Start of The records

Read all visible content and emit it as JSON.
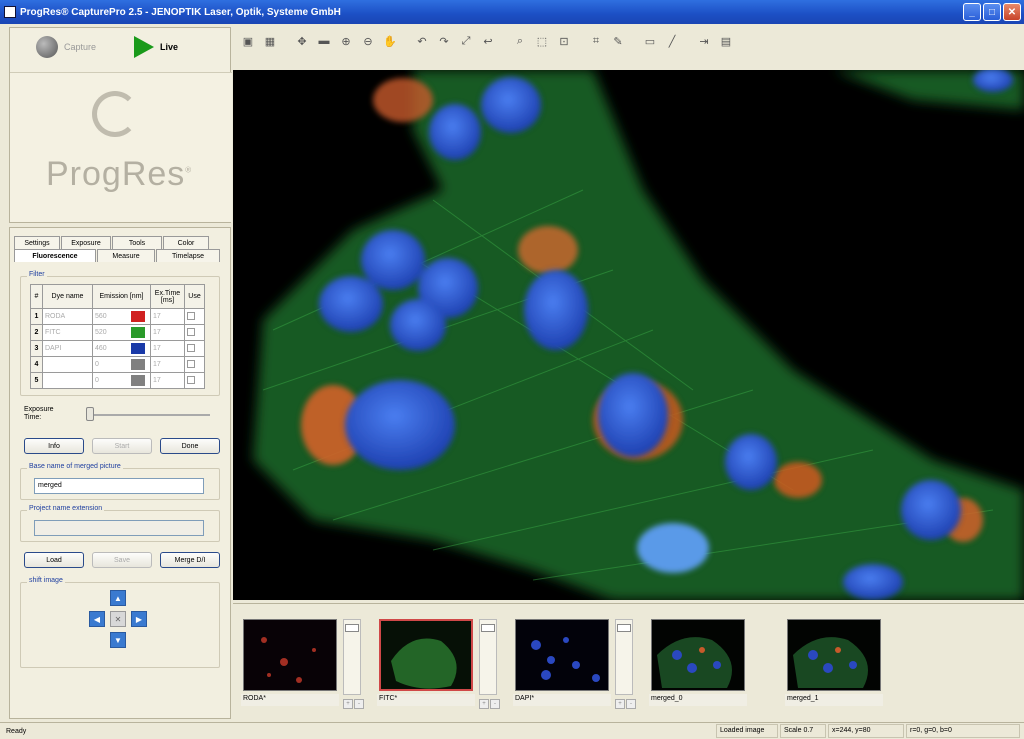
{
  "window": {
    "title": "ProgRes® CapturePro 2.5 - JENOPTIK Laser, Optik, Systeme GmbH"
  },
  "capture": {
    "capture_label": "Capture",
    "live_label": "Live",
    "brand": "ProgRes",
    "brand_mark": "®"
  },
  "tabs": {
    "row1": [
      "Settings",
      "Exposure",
      "Tools",
      "Color"
    ],
    "row2": [
      "Fluorescence",
      "Measure",
      "Timelapse"
    ],
    "active": "Fluorescence"
  },
  "filter": {
    "title": "Filter",
    "headers": [
      "#",
      "Dye name",
      "Emission [nm]",
      "Ex.Time [ms]",
      "Use"
    ],
    "rows": [
      {
        "n": "1",
        "dye": "RODA",
        "em": "560",
        "color": "#d02020",
        "ex": "17"
      },
      {
        "n": "2",
        "dye": "FITC",
        "em": "520",
        "color": "#2a9a2a",
        "ex": "17"
      },
      {
        "n": "3",
        "dye": "DAPI",
        "em": "460",
        "color": "#1a3aa8",
        "ex": "17"
      },
      {
        "n": "4",
        "dye": "",
        "em": "0",
        "color": "#808080",
        "ex": "17"
      },
      {
        "n": "5",
        "dye": "",
        "em": "0",
        "color": "#808080",
        "ex": "17"
      }
    ]
  },
  "exposure": {
    "label_line1": "Exposure",
    "label_line2": "Time:"
  },
  "buttons": {
    "info": "Info",
    "start": "Start",
    "done": "Done",
    "load": "Load",
    "save": "Save",
    "merge": "Merge D/I"
  },
  "merged": {
    "title": "Base name of merged picture",
    "value": "merged"
  },
  "project": {
    "title": "Project name extension",
    "value": ""
  },
  "shift": {
    "title": "shift image"
  },
  "thumbnails": [
    {
      "label": "RODA*"
    },
    {
      "label": "FITC*"
    },
    {
      "label": "DAPI*"
    },
    {
      "label": "merged_0"
    },
    {
      "label": "merged_1"
    }
  ],
  "status": {
    "left": "Ready",
    "loaded": "Loaded image",
    "scale": "Scale 0.7",
    "coords": "x=244, y=80",
    "rgb": "r=0, g=0, b=0"
  },
  "colors": {
    "title_bar": "#2458d0",
    "cell_green": "#2a9a3a",
    "nucleus_blue": "#2a5ad8",
    "mito_orange": "#d85a2a"
  }
}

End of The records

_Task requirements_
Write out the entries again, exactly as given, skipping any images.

_Exercise answer_
Read all visible content and emit it as JSON.
{
  "window": {
    "title": "ProgRes® CapturePro 2.5 - JENOPTIK Laser, Optik, Systeme GmbH"
  },
  "capture": {
    "capture_label": "Capture",
    "live_label": "Live",
    "brand": "ProgRes",
    "brand_mark": "®"
  },
  "tabs": {
    "row1": [
      "Settings",
      "Exposure",
      "Tools",
      "Color"
    ],
    "row2": [
      "Fluorescence",
      "Measure",
      "Timelapse"
    ],
    "active": "Fluorescence"
  },
  "filter": {
    "title": "Filter",
    "headers": [
      "#",
      "Dye name",
      "Emission [nm]",
      "Ex.Time [ms]",
      "Use"
    ],
    "rows": [
      {
        "n": "1",
        "dye": "RODA",
        "em": "560",
        "color": "#d02020",
        "ex": "17"
      },
      {
        "n": "2",
        "dye": "FITC",
        "em": "520",
        "color": "#2a9a2a",
        "ex": "17"
      },
      {
        "n": "3",
        "dye": "DAPI",
        "em": "460",
        "color": "#1a3aa8",
        "ex": "17"
      },
      {
        "n": "4",
        "dye": "",
        "em": "0",
        "color": "#808080",
        "ex": "17"
      },
      {
        "n": "5",
        "dye": "",
        "em": "0",
        "color": "#808080",
        "ex": "17"
      }
    ]
  },
  "exposure": {
    "label_line1": "Exposure",
    "label_line2": "Time:"
  },
  "buttons": {
    "info": "Info",
    "start": "Start",
    "done": "Done",
    "load": "Load",
    "save": "Save",
    "merge": "Merge D/I"
  },
  "merged": {
    "title": "Base name of merged picture",
    "value": "merged"
  },
  "project": {
    "title": "Project name extension",
    "value": ""
  },
  "shift": {
    "title": "shift image"
  },
  "thumbnails": [
    {
      "label": "RODA*"
    },
    {
      "label": "FITC*"
    },
    {
      "label": "DAPI*"
    },
    {
      "label": "merged_0"
    },
    {
      "label": "merged_1"
    }
  ],
  "status": {
    "left": "Ready",
    "loaded": "Loaded image",
    "scale": "Scale 0.7",
    "coords": "x=244, y=80",
    "rgb": "r=0, g=0, b=0"
  },
  "colors": {
    "title_bar": "#2458d0",
    "cell_green": "#2a9a3a",
    "nucleus_blue": "#2a5ad8",
    "mito_orange": "#d85a2a"
  }
}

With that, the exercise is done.